Patients were a mean age of 59, and almost two-thirds were men, 53% were white, 23% were Hispanic or Latino and 21% were black. About 80% were enrolled at sites in North America. Half of patients had two or more pre-existing conditions, including half with hypertension, 37% with obesity and 30% with diabetes mellitus.
Beigel and colleagues included 33-day Kaplan-Meier curves for recovery among subgroups categorized by oxygen need. The greatest separation between the remdesivir and placebo groups (i.e., the greatest drug benefit) was seen for patients receiving oxygen but not at high flow or with noninvasive mechanical ventilation. There was no advantage for remdesivir in recovery rates among patients on high-flow oxygen or those on mechanical ventilation or extracorporeal membrane oxidation.
Among patients not receiving oxygen, a trend toward benefit with remdesivir was evident, but it did not reach statistical significance, probably because more than 80% of the placebo group in this category recovered.
There was no subgroup in which placebo clearly outperformed remdesivir. Many groups (such as racial minorities) didn’t have enough patients to show meaningful differences.
Notably, however, patients with symptom duration greater than 10 days benefited from remdesivir just as much as those with shorter duration.

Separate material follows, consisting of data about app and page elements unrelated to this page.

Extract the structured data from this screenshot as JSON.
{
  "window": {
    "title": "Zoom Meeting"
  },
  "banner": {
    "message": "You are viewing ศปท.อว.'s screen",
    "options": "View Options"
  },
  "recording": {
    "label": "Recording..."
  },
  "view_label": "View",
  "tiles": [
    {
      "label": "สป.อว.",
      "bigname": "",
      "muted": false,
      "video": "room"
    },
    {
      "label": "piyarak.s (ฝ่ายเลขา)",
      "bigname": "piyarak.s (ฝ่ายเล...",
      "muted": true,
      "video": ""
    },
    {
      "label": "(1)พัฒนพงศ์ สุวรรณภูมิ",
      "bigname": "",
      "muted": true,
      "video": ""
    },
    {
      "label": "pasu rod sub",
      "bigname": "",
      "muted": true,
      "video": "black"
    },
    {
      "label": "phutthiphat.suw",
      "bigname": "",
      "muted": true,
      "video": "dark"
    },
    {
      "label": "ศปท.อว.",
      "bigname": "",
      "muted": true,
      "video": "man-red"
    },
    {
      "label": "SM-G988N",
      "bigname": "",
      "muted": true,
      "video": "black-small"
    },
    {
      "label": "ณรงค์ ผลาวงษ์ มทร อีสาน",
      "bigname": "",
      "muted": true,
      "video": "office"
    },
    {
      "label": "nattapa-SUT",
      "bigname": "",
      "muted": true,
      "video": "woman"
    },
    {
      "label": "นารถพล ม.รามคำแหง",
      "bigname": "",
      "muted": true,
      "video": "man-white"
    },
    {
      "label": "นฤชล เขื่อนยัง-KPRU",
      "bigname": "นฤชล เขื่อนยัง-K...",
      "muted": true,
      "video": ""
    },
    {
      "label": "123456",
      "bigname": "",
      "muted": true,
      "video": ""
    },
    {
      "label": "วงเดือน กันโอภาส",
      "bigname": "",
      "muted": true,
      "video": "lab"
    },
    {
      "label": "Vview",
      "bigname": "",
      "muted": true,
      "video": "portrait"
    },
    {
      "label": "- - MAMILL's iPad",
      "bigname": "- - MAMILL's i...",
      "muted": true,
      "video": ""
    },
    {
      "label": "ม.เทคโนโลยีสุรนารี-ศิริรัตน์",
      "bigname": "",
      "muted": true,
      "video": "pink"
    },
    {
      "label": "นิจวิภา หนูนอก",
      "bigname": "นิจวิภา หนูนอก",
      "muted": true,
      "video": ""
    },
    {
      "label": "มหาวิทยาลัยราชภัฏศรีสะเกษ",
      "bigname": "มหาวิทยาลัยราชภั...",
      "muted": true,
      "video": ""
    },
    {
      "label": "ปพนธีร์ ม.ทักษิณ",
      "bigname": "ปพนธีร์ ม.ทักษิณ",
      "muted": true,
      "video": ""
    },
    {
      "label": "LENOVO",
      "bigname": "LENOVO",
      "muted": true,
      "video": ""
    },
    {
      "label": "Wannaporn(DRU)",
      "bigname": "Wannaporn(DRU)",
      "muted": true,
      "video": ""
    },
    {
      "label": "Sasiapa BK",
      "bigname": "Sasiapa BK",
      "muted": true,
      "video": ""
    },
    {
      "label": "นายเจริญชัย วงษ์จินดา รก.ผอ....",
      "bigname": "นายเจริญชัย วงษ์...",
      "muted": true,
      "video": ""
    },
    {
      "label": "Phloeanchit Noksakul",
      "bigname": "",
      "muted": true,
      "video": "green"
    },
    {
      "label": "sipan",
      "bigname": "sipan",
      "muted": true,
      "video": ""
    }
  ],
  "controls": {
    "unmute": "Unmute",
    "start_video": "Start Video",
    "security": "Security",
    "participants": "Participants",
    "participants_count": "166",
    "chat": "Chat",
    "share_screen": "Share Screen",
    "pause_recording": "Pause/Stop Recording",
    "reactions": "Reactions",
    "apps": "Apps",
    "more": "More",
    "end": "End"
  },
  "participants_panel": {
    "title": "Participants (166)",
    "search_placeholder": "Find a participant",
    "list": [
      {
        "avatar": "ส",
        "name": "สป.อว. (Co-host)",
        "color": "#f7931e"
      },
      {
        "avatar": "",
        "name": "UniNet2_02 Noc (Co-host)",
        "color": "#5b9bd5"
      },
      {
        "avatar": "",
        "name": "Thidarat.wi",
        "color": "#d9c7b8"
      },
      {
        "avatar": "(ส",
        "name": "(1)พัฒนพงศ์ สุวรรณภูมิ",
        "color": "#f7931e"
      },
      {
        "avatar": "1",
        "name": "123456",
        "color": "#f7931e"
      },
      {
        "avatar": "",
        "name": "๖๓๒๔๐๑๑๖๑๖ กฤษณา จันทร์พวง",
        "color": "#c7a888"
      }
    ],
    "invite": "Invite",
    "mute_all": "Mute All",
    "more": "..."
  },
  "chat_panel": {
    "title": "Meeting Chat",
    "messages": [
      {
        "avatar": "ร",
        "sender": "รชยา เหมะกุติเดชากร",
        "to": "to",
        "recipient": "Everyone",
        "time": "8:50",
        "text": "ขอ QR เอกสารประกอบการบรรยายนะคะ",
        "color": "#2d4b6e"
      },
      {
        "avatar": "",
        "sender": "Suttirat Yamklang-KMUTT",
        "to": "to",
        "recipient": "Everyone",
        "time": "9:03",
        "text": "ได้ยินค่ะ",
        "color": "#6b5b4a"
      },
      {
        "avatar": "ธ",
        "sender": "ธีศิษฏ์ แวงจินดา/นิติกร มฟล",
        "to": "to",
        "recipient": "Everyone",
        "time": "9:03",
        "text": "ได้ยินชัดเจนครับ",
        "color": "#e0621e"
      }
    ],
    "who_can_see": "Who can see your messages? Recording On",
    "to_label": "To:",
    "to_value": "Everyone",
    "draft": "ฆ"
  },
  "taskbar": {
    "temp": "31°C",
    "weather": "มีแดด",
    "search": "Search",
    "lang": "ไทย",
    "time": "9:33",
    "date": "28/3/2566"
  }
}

Serious adverse events occurred in 21% of patients in the remdesivir group and 27% of patients in the placebo group, and two in each group were judged to be related to the study drug. Anemia or decreased hemoglobin was the most common adverse event in the remdesivir group (7.9% vs 9.0% in the placebo group). Pyrexia and hyperglycemia also occurred more often in the remdesivir group.
Aronoff said more will be known once final results from the study are released in a few weeks, but they will likely confirm the current report.
When asked if it would be appropriate to use this medication outside of a clinical trial setting, he noted there are reasons to hesitate, namely remdesivir’s availability, the optimal duration of therapy, and that it can only be given intravenously.
“It’s hard to implement it really early when you’re at a nursing home or somebody’s house,” Aronoff said. “It’s not a panacea and it’s not a cure-all. It has some barriers to widespread implementation.”
Remdesivir’s manufacturer Gilead Sciences is conducting two trials of its own with remdesivir, one of which includes a placebo control. Results from that trial are expected soon.
The trial was sponsored and primarily funded by the National Institute of Allergy and Infectious Diseases, the NIH, and funded in part by the NIAID and the National Cancer Institute, NIH. The trial has also been funded in part by the governments of Japan, Mexico, Denmark, and Singapore. The trial site in South Korea received funding from the Seoul National University Hospital. Support for the London International Coordinating Centre was also provided by the United Kingdom Medical Research Council.
Beigel disclosed no conflicts of interest.
Other co-authors disclosed support from NIH/NIAID/DMID, University of Minnesota, Medical Research Council U.K., Novo Nordisk Foundation, Simonsen Foundation, GSK, Pfizer, Boehringer Ingelheim, Gliead, MSD, Lundbeck Foundation, Merck, Sanofi-Pasteur,Cepheid, Ellume, Genentech, Janssen, ViiV Healthcare, Integrum Scientific LLC, UCL, Bristol University, Gilead Sciences Europe, ECDC, EU Social funds and National resources.
One co-author is an employee of the U.S. government.